Cody Whitehair, G, Kansas State

Whitehair is one of many offensive line prospects being linked to the Eagles, and along with Wentz, is a player they interview twice at the Senior Bowl.  It’s not surprising, given the struggles the team has had along the line the past two seasons, and their decision not to select a single lineman since taking Lane Johnson fourth overall in 2013.

People may flinch at drafting a guard at 13, but Whitehair is already being called the best guard in the draft and a player who could step in and start, and by all accounts helped himself even more at the Senior Bowl.  That’s significant, since the event was largely heralded this year for its outstanding pass-rushers.  The Eagles would have to take him in the first round.  The position is certainly a need.  Last off-season’s exodus saw Evan Mathis and Todd Herremans leave with no replacement ready, and it was visible on the field. 


Shawn Oakman, DE, Baylor

Oakman is already famous on the internet, thanks to his 6-foot-9 frame (as reported by Baylor.  Oakman was cited at 6-foot-7.5 at the Senior Bowl.)  Born in Philadelphia, Oakman originally attended Penn State before being dismissed from the team by former coach Bill O’Brien.  There’s no doubt that incident will be asked about by just about every team Oakman interviews with, but the player has showed an openness to discuss it and how it changed him frankly.

The more troubling issue for Oakman might really be his inconsistent play.  Despite his impressive build, he had just 4.5 sacks as a senior after recording 11 as a junior.  He registered two sacks in the Senior Bowl game after a week of practice (generally considered more important for evaluating players) lacking any fanfare.  Oakman will probably turn in a monster combine, and his stock may rise well above what his play at Baylor warranted.


Jason Spriggs, T, Indiana

For more help on the offensive line, the Eagles could turn to Spriggs, who likely has the reach (6-foot-6, 300) to remain at tackle if drafted, and potentially slot in at right tackle when Lane Johnson inevitably replaces Jason Peters on the left side.  Spriggs surrendered just two sacks in each of the past two seasons, and was part of the line that blocked for Tevin Coleman’s 2000-yard season in 2014, so his game is well rounded. 

Sprigg’ grade probably tops out around the second round right now, but a strong Senior Bowl week and a combine that alleviates concerns about his strength could push him into first round consideration.  If the Eagles find themselves with a second round pick, or have traded back in the first round, Spriggs could get a look.


Sean Davis, DB, Maryland

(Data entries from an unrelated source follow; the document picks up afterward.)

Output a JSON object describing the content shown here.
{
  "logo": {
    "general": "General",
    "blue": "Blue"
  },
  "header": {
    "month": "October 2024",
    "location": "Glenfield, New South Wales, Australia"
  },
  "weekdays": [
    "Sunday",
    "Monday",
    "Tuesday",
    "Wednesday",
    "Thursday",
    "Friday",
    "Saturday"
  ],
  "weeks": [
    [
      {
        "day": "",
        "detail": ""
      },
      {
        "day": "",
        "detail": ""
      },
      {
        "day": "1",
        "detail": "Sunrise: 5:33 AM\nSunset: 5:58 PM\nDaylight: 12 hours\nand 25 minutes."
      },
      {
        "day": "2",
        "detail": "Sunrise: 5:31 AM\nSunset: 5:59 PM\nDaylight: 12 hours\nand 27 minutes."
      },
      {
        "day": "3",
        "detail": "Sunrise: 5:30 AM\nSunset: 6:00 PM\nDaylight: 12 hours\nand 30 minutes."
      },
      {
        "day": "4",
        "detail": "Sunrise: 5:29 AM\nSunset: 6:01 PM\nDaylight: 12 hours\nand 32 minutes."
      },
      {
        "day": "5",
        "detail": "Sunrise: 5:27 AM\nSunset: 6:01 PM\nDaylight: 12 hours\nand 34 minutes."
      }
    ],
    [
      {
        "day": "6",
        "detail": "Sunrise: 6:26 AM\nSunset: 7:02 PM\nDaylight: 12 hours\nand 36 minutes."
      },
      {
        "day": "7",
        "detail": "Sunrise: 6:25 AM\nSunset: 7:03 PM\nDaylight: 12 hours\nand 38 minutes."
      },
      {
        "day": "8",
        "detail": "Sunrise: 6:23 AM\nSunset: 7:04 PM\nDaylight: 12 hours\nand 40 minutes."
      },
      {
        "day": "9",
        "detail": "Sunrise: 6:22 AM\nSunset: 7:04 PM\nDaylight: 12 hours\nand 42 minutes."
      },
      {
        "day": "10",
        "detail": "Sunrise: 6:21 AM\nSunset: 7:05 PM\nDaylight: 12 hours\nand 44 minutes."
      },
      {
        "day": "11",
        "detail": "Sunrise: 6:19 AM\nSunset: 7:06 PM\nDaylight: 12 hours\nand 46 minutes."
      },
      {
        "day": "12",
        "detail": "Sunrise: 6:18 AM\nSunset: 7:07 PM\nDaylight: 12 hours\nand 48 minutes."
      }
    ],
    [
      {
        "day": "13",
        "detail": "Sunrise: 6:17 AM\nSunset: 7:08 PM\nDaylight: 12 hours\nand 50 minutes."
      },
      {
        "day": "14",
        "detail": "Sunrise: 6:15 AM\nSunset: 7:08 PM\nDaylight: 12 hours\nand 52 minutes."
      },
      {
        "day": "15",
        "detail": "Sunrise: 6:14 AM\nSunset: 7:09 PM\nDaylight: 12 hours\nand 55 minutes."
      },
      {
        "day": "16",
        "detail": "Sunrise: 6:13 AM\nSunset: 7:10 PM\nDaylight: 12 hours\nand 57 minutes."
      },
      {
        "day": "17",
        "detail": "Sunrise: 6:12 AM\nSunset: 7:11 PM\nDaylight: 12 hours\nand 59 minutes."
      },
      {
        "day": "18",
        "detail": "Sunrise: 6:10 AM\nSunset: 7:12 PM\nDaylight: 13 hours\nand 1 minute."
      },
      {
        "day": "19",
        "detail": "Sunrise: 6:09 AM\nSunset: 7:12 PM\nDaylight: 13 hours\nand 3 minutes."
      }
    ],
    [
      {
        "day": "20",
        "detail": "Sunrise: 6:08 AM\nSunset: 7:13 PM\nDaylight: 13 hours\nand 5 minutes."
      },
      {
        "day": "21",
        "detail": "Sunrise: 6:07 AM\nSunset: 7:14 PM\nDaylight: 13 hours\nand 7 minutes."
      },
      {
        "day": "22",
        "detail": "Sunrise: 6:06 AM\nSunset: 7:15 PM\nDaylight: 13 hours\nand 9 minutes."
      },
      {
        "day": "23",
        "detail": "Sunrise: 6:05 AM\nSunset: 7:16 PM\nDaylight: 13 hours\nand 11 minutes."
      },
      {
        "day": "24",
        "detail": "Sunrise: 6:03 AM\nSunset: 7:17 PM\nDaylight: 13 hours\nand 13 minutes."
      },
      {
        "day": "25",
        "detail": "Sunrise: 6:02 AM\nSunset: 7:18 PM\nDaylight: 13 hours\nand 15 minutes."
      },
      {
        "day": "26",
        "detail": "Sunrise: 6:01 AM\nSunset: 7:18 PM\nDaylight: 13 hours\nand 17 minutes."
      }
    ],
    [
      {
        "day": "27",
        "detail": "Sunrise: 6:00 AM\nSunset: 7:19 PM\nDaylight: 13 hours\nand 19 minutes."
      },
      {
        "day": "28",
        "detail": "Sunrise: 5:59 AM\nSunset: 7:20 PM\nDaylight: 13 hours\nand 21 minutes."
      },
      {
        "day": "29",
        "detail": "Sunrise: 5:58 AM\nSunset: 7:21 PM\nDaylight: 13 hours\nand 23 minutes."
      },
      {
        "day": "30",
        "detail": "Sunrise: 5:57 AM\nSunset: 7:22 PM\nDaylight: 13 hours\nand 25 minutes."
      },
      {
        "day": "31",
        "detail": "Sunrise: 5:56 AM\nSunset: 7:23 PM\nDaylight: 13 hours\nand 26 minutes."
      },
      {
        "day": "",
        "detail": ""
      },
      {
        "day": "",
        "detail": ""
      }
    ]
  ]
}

Here’s one player you can probably keep your eye on into the third day of the draft.  Most felt like the Eagles secondary took a big step forward in 2015, though their play slipped at times, and are excited to see what the unit can do under new Defensive Coordinator Jim Schwartz.  That said, Walter Thurmond and Nolan Carroll are free agents, nickel corner is an open position (or safety is, if Malcolm Jenkins is required to keep playing the nickel) and neither Byron Maxwell or Eric Rowe have yet set the world on fire.

Davis has spent seasons at Maryland at both safety and cornerback, and comes with a reputation for stuffing the run.  He twice recorded 100 tackle seasons in college.  At 6-foot-1 and with his history of versatility, Davis fits the exact mold of the “Chip Kelly corner” we’ve been eyeing in the draft the previous few years.  Size may no longer be a requirement, but it can’t hurt.  The team seems intent on adding toughness; at the cornerback spot, Davis meets that criterion.